Miniature not-gay engaged-to-a-woman North Carolinian, Congressman Patrick McHenry, has proposed replacing Civil War General and hero of the Union Army Ulysses S Grant with the 20th century politician who began his 1980 presidential campaign in Philadelphia, Mississippi, the site of the 1964 murders of civil rights workers James Chaney, Andrew Goodman and Michael Schwerner, with a "state’s rights" speech.

The national uproar over these lynchings culminated in the passage of the civil rights acts one month later, and Ronald Reagan’s visit to this small backwater sixteen years later was no accident. The speech was his very first after being nominated by the GOP for president, and became known as the ‘state’s rights speech’ for its naked appeal to disaffected Southern whites.

The Washington Post’s William Raspberry wrote of this speech upon Reagan’s death:

It was bitter symbolism for black Americans (though surely not just for black Americans). Countless observers have noted that Reagan took the Republican Party from virtual irrelevance to the ascendancy it now enjoys. The essence of that transformation, we shouldn’t forget, is the party’s successful wooing of the race-exploiting Southern Democrats formerly known as Dixiecrats. And Reagan’s Philadelphia appearance was an important bouquet in that courtship."

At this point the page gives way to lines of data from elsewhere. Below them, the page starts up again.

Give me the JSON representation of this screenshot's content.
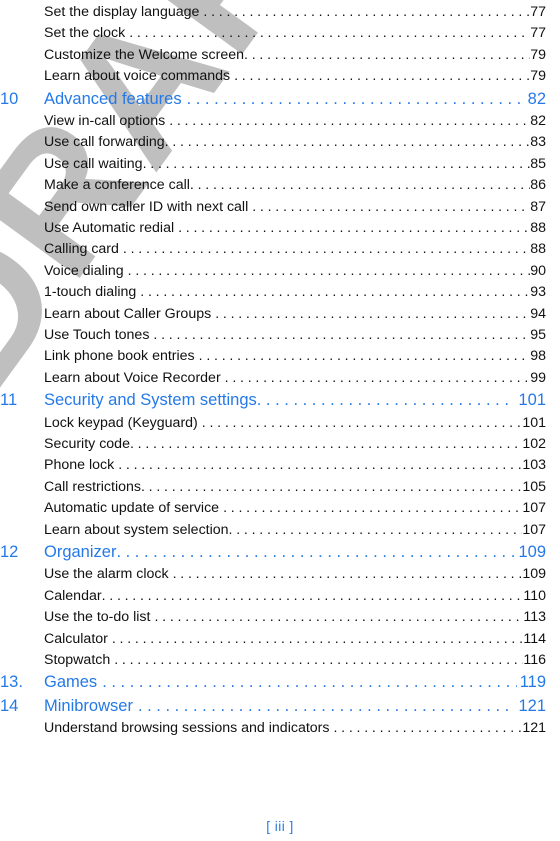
{
  "document": {
    "type": "table-of-contents",
    "accent_color": "#2479e8",
    "text_color": "#111111",
    "watermark_color": "#bfbfbf",
    "background_color": "#ffffff"
  },
  "watermark": {
    "text": "DRAFT"
  },
  "footer": {
    "folio": "[ iii ]"
  },
  "entries": [
    {
      "level": "item",
      "num": "",
      "title": "Set the display language",
      "page": "77",
      "tight": false
    },
    {
      "level": "item",
      "num": "",
      "title": "Set the clock",
      "page": "77",
      "tight": false
    },
    {
      "level": "item",
      "num": "",
      "title": "Customize the Welcome screen",
      "page": "79",
      "tight": true
    },
    {
      "level": "item",
      "num": "",
      "title": "Learn about voice commands",
      "page": "79",
      "tight": false
    },
    {
      "level": "chapter",
      "num": "10",
      "title": "Advanced features",
      "page": "82",
      "tight": false
    },
    {
      "level": "item",
      "num": "",
      "title": "View in-call options",
      "page": "82",
      "tight": false
    },
    {
      "level": "item",
      "num": "",
      "title": "Use call forwarding",
      "page": "83",
      "tight": true
    },
    {
      "level": "item",
      "num": "",
      "title": "Use call waiting",
      "page": "85",
      "tight": true
    },
    {
      "level": "item",
      "num": "",
      "title": "Make a conference call",
      "page": "86",
      "tight": true
    },
    {
      "level": "item",
      "num": "",
      "title": "Send own caller ID with next call",
      "page": "87",
      "tight": false
    },
    {
      "level": "item",
      "num": "",
      "title": "Use Automatic redial",
      "page": "88",
      "tight": false
    },
    {
      "level": "item",
      "num": "",
      "title": "Calling card",
      "page": "88",
      "tight": false
    },
    {
      "level": "item",
      "num": "",
      "title": "Voice dialing",
      "page": "90",
      "tight": false
    },
    {
      "level": "item",
      "num": "",
      "title": "1-touch dialing",
      "page": "93",
      "tight": false
    },
    {
      "level": "item",
      "num": "",
      "title": "Learn about Caller Groups",
      "page": "94",
      "tight": false
    },
    {
      "level": "item",
      "num": "",
      "title": "Use Touch tones",
      "page": "95",
      "tight": false
    },
    {
      "level": "item",
      "num": "",
      "title": "Link phone book entries",
      "page": "98",
      "tight": false
    },
    {
      "level": "item",
      "num": "",
      "title": "Learn about Voice Recorder",
      "page": "99",
      "tight": false
    },
    {
      "level": "chapter",
      "num": "11",
      "title": "Security and System settings",
      "page": "101",
      "tight": true
    },
    {
      "level": "item",
      "num": "",
      "title": "Lock keypad (Keyguard)",
      "page": "101",
      "tight": false
    },
    {
      "level": "item",
      "num": "",
      "title": "Security code",
      "page": "102",
      "tight": true
    },
    {
      "level": "item",
      "num": "",
      "title": "Phone lock",
      "page": "103",
      "tight": false
    },
    {
      "level": "item",
      "num": "",
      "title": "Call restrictions",
      "page": "105",
      "tight": true
    },
    {
      "level": "item",
      "num": "",
      "title": "Automatic update of service",
      "page": "107",
      "tight": false
    },
    {
      "level": "item",
      "num": "",
      "title": "Learn about system selection",
      "page": "107",
      "tight": true
    },
    {
      "level": "chapter",
      "num": "12",
      "title": "Organizer",
      "page": "109",
      "tight": true
    },
    {
      "level": "item",
      "num": "",
      "title": "Use the alarm clock",
      "page": "109",
      "tight": false
    },
    {
      "level": "item",
      "num": "",
      "title": "Calendar",
      "page": "110",
      "tight": true
    },
    {
      "level": "item",
      "num": "",
      "title": "Use the to-do list",
      "page": "113",
      "tight": false
    },
    {
      "level": "item",
      "num": "",
      "title": "Calculator",
      "page": "114",
      "tight": false
    },
    {
      "level": "item",
      "num": "",
      "title": "Stopwatch",
      "page": "116",
      "tight": false
    },
    {
      "level": "chapter",
      "num": "13.",
      "title": "Games",
      "page": "119",
      "tight": false
    },
    {
      "level": "chapter",
      "num": "14",
      "title": "Minibrowser",
      "page": "121",
      "tight": false
    },
    {
      "level": "item",
      "num": "",
      "title": "Understand browsing sessions and indicators",
      "page": "121",
      "tight": false
    }
  ]
}
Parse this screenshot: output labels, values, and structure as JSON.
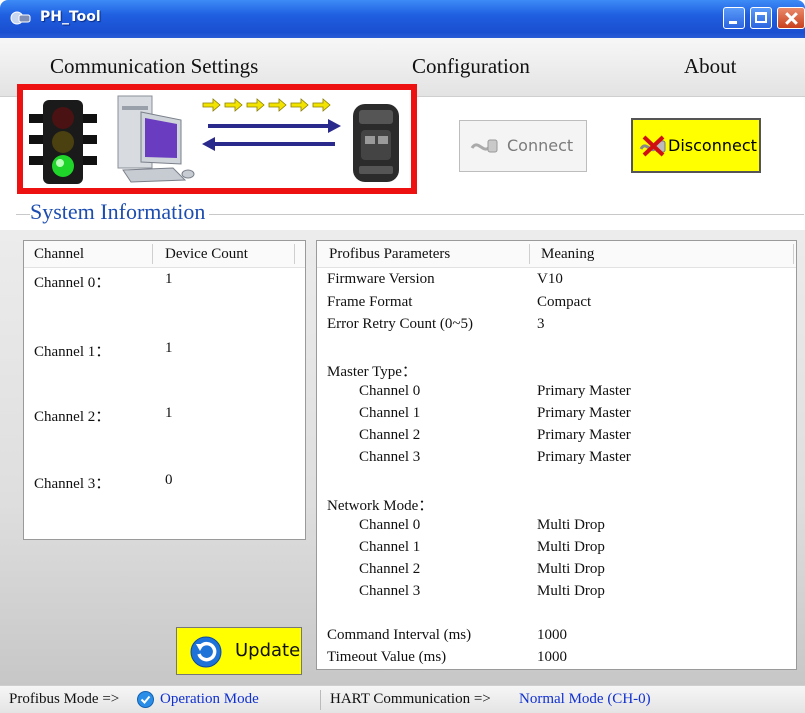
{
  "window": {
    "title": "PH_Tool"
  },
  "menu": {
    "items": [
      {
        "label": "Communication Settings"
      },
      {
        "label": "Configuration"
      },
      {
        "label": "About"
      }
    ]
  },
  "toolbar": {
    "connect_label": "Connect",
    "disconnect_label": "Disconnect"
  },
  "section": {
    "title": "System Information"
  },
  "channels": {
    "headers": [
      "Channel",
      "Device Count"
    ],
    "rows": [
      {
        "channel": "Channel 0：",
        "count": "1"
      },
      {
        "channel": "Channel 1：",
        "count": "1"
      },
      {
        "channel": "Channel 2：",
        "count": "1"
      },
      {
        "channel": "Channel 3：",
        "count": "0"
      }
    ]
  },
  "params": {
    "headers": [
      "Profibus Parameters",
      "Meaning"
    ],
    "rows": [
      {
        "name": "Firmware Version",
        "value": "V10"
      },
      {
        "name": "Frame Format",
        "value": "Compact"
      },
      {
        "name": "Error Retry Count (0~5)",
        "value": "3"
      },
      {
        "name": "Master Type：",
        "value": ""
      },
      {
        "name": "Channel 0",
        "value": "Primary Master"
      },
      {
        "name": "Channel 1",
        "value": "Primary Master"
      },
      {
        "name": "Channel 2",
        "value": "Primary Master"
      },
      {
        "name": "Channel 3",
        "value": "Primary Master"
      },
      {
        "name": "Network Mode：",
        "value": ""
      },
      {
        "name": "Channel 0",
        "value": "Multi Drop"
      },
      {
        "name": "Channel 1",
        "value": "Multi Drop"
      },
      {
        "name": "Channel 2",
        "value": "Multi Drop"
      },
      {
        "name": "Channel 3",
        "value": "Multi Drop"
      },
      {
        "name": "Command Interval (ms)",
        "value": "1000"
      },
      {
        "name": "Timeout Value (ms)",
        "value": "1000"
      }
    ]
  },
  "update_label": "Update",
  "status": {
    "profibus_label": "Profibus Mode =>",
    "profibus_value": "Operation Mode",
    "hart_label": "HART Communication =>",
    "hart_value": "Normal Mode (CH-0)"
  },
  "colors": {
    "title_bar": "#1f5fe0",
    "banner_border": "#ee1111",
    "button_highlight": "#ffff00",
    "section_title": "#1c4db0",
    "status_value": "#1030d0"
  }
}
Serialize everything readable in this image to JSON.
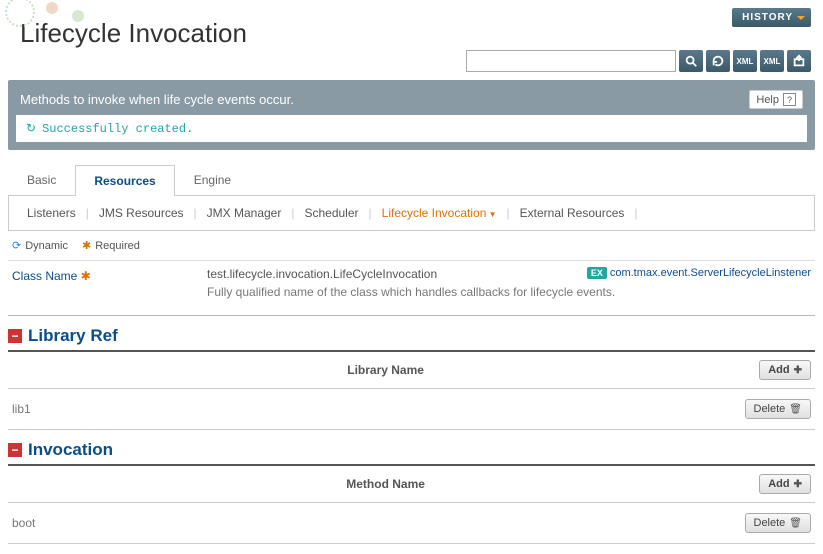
{
  "header": {
    "title": "Lifecycle Invocation",
    "history_label": "HISTORY"
  },
  "search": {
    "placeholder": "",
    "value": ""
  },
  "info": {
    "description": "Methods to invoke when life cycle events occur.",
    "help_label": "Help",
    "success_message": "Successfully created."
  },
  "tabs": [
    {
      "label": "Basic",
      "active": false
    },
    {
      "label": "Resources",
      "active": true
    },
    {
      "label": "Engine",
      "active": false
    }
  ],
  "subnav": [
    {
      "label": "Listeners",
      "active": false
    },
    {
      "label": "JMS Resources",
      "active": false
    },
    {
      "label": "JMX Manager",
      "active": false
    },
    {
      "label": "Scheduler",
      "active": false
    },
    {
      "label": "Lifecycle Invocation",
      "active": true
    },
    {
      "label": "External Resources",
      "active": false
    }
  ],
  "legend": {
    "dynamic_label": "Dynamic",
    "required_label": "Required"
  },
  "class_field": {
    "label": "Class Name",
    "value": "test.lifecycle.invocation.LifeCycleInvocation",
    "hint": "Fully qualified name of the class which handles callbacks for lifecycle events.",
    "example_badge": "EX",
    "example_value": "com.tmax.event.ServerLifecycleLinstener"
  },
  "sections": {
    "library_ref": {
      "title": "Library Ref",
      "column_label": "Library Name",
      "add_label": "Add",
      "delete_label": "Delete",
      "rows": [
        {
          "name": "lib1"
        }
      ]
    },
    "invocation": {
      "title": "Invocation",
      "column_label": "Method Name",
      "add_label": "Add",
      "delete_label": "Delete",
      "rows": [
        {
          "name": "boot"
        }
      ]
    }
  }
}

Wee McHenry’s bill to adorn a new fifty dollar bill with St Ronnie’s likeness has drawn 17 Congressional co-sponsors, mostly also Southern, as well as the vociferous objections of members of the Ohio GOP: Grant is a home-state hero.

State Representative Danny R. Bubp, a Republican from the district that includes Mr. Grant’s birthplace in Point Pleasant and childhood home in Brown County, is preparing a resolution that would oppose the currency change.

“The Union may not have won the Civil War had President Lincoln not had the wisdom to put Grant in charge,” Mr. Bubp said. “He was just the kind of guy who needed to be there at that time, and we should not diminish his place in history.”

The tiniest Congressman, seeking accord with his Ohio GOPmates, doesn’t want this debate to be about partisanship, which is why he chose the fifty (he says):

Mr. McHenry denied that he had any animosity toward Grant. “Every generation needs its own heroes,” he said. “One decade into the 21st century, it’s time to honor the last great president of the 20th and give President Reagan a place beside Presidents Roosevelt and Kennedy.” Franklin D. Roosevelt’s image is on the dime, and John F. Kennedy’s is on the half-dollar.

Mr. McHenry chose the $50 bill in part to remove partisanship from the debate by replacing one Republican president with another, said his chief of staff, Parker Poling.

It is the metamorphosis of the GOP from the party of hope for freed slaves and all African-Americans into the party of Reagan who hearkened back to Jim Crow, lynching and segregation, that enables McHenry’s disingenuous elision of partisanship. Because, of course, it is mostly ‘liberals’ who object to the replacement of Grant with Reagan, since we object to his policies. But, despite that, isn’t there a place for Reagan on some piece of American currency?

Congressman McHenry, let me be the first liberal to agree with you that America should honor the contributions of Ronald Reagan’s divisive and destructive economic policies, still felt across the land in the 21st century’s Great Recession and Jobless Recovery. Americans should recognize and remember these horrible and longstanding effects of ‘trickle-down’ ‘supply-side’ faith-based Church of Chicago pain-causing fiscal policies. And his naked appeal to race-based discrimination and divisiveness, dressed in California geniality and befuddledness.

America can put Ronald Reagan’s face on food stamps, or (as they are known in our acronym-loving era) USDA SNAP EBT cards. That way, whenever Americans of any color need help from our government to feed themselves and their families, they and the merchants who accept the card will be reminded of the president who would have stripped away that help and all similar benefits.

Put Ronald Reagan on food stamps.

[image by twolf1]